Data records for software interfaces:
- - - - - - -

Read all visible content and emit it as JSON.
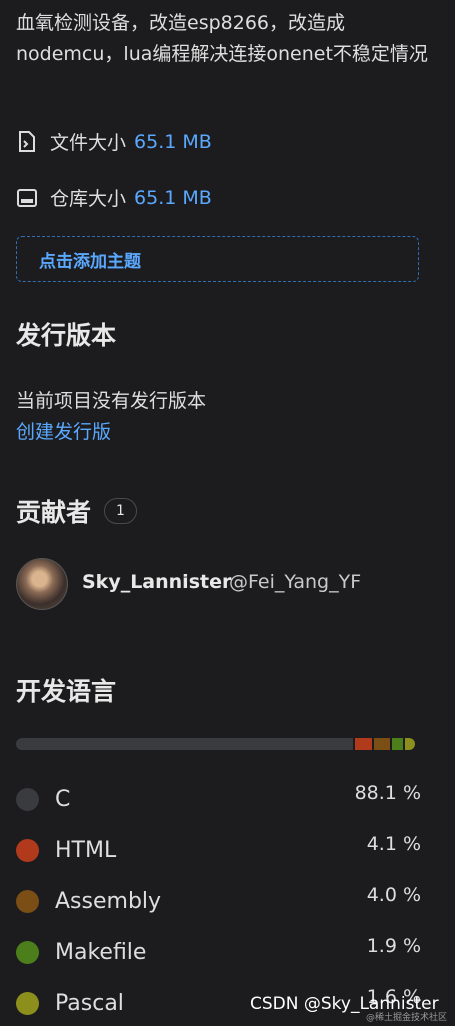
{
  "about": {
    "description": "血氧检测设备，改造esp8266，改造成nodemcu，lua编程解决连接onenet不稳定情况",
    "file_size_label": "文件大小",
    "file_size_value": "65.1 MB",
    "repo_size_label": "仓库大小",
    "repo_size_value": "65.1 MB",
    "add_topic_label": "点击添加主题"
  },
  "releases": {
    "title": "发行版本",
    "empty_text": "当前项目没有发行版本",
    "create_link": "创建发行版"
  },
  "contributors": {
    "title": "贡献者",
    "count": "1",
    "items": [
      {
        "name": "Sky_Lannister",
        "handle": "@Fei_Yang_YF"
      }
    ]
  },
  "languages": {
    "title": "开发语言",
    "items": [
      {
        "name": "C",
        "percent": "88.1 %",
        "color": "#3a3b3e"
      },
      {
        "name": "HTML",
        "percent": "4.1 %",
        "color": "#b13a1c"
      },
      {
        "name": "Assembly",
        "percent": "4.0 %",
        "color": "#7a4e14"
      },
      {
        "name": "Makefile",
        "percent": "1.9 %",
        "color": "#4c7f1c"
      },
      {
        "name": "Pascal",
        "percent": "1.6 %",
        "color": "#8d8f1c"
      }
    ]
  },
  "watermark": {
    "text": "CSDN @Sky_Lannister",
    "small": "@稀土掘金技术社区"
  }
}
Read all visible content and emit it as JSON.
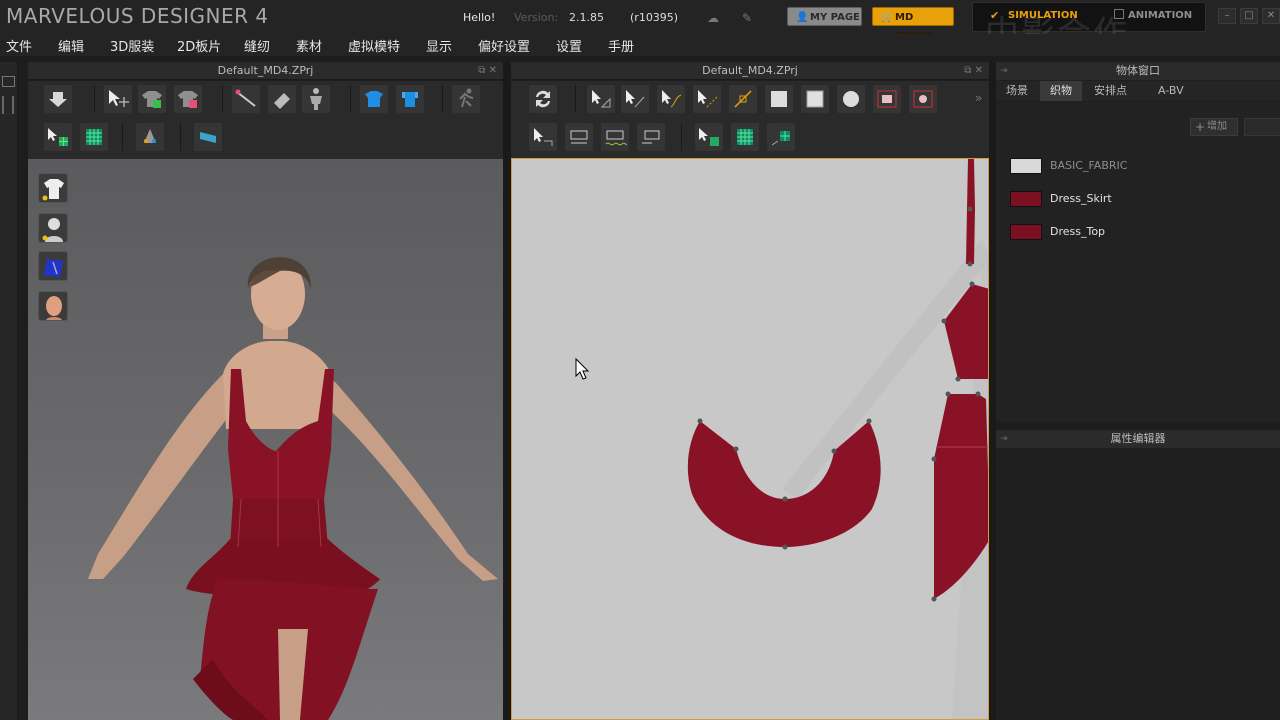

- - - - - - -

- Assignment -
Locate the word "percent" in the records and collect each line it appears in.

- Response area -
        "percent": "88.1 %",
        "percent": "4.1 %",
        "percent": "4.0 %",
        "percent": "1.9 %",
        "percent": "1.6 %",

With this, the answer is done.